• **TASK TO COMPLETE**: Each entry needs to be retyped exactly, with nothing added or dropped.
____________
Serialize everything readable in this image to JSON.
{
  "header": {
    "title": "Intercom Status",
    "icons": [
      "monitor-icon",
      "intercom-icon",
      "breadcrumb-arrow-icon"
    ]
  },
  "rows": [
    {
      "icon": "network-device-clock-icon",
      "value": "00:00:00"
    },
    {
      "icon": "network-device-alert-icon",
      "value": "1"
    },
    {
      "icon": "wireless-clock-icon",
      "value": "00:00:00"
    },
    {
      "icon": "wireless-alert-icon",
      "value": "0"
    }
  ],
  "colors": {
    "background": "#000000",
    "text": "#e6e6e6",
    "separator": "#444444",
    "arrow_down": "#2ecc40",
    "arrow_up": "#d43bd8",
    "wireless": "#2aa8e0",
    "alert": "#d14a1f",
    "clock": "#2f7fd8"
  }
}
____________
• **ANSWER FOR THIS EXERCISE**:
Serialize everything readable in this image to JSON.
{
  "header": {
    "title": "Intercom Status",
    "icons": [
      "monitor-icon",
      "intercom-icon",
      "breadcrumb-arrow-icon"
    ]
  },
  "rows": [
    {
      "icon": "network-device-clock-icon",
      "value": "00:00:00"
    },
    {
      "icon": "network-device-alert-icon",
      "value": "1"
    },
    {
      "icon": "wireless-clock-icon",
      "value": "00:00:00"
    },
    {
      "icon": "wireless-alert-icon",
      "value": "0"
    }
  ],
  "colors": {
    "background": "#000000",
    "text": "#e6e6e6",
    "separator": "#444444",
    "arrow_down": "#2ecc40",
    "arrow_up": "#d43bd8",
    "wireless": "#2aa8e0",
    "alert": "#d14a1f",
    "clock": "#2f7fd8"
  }
}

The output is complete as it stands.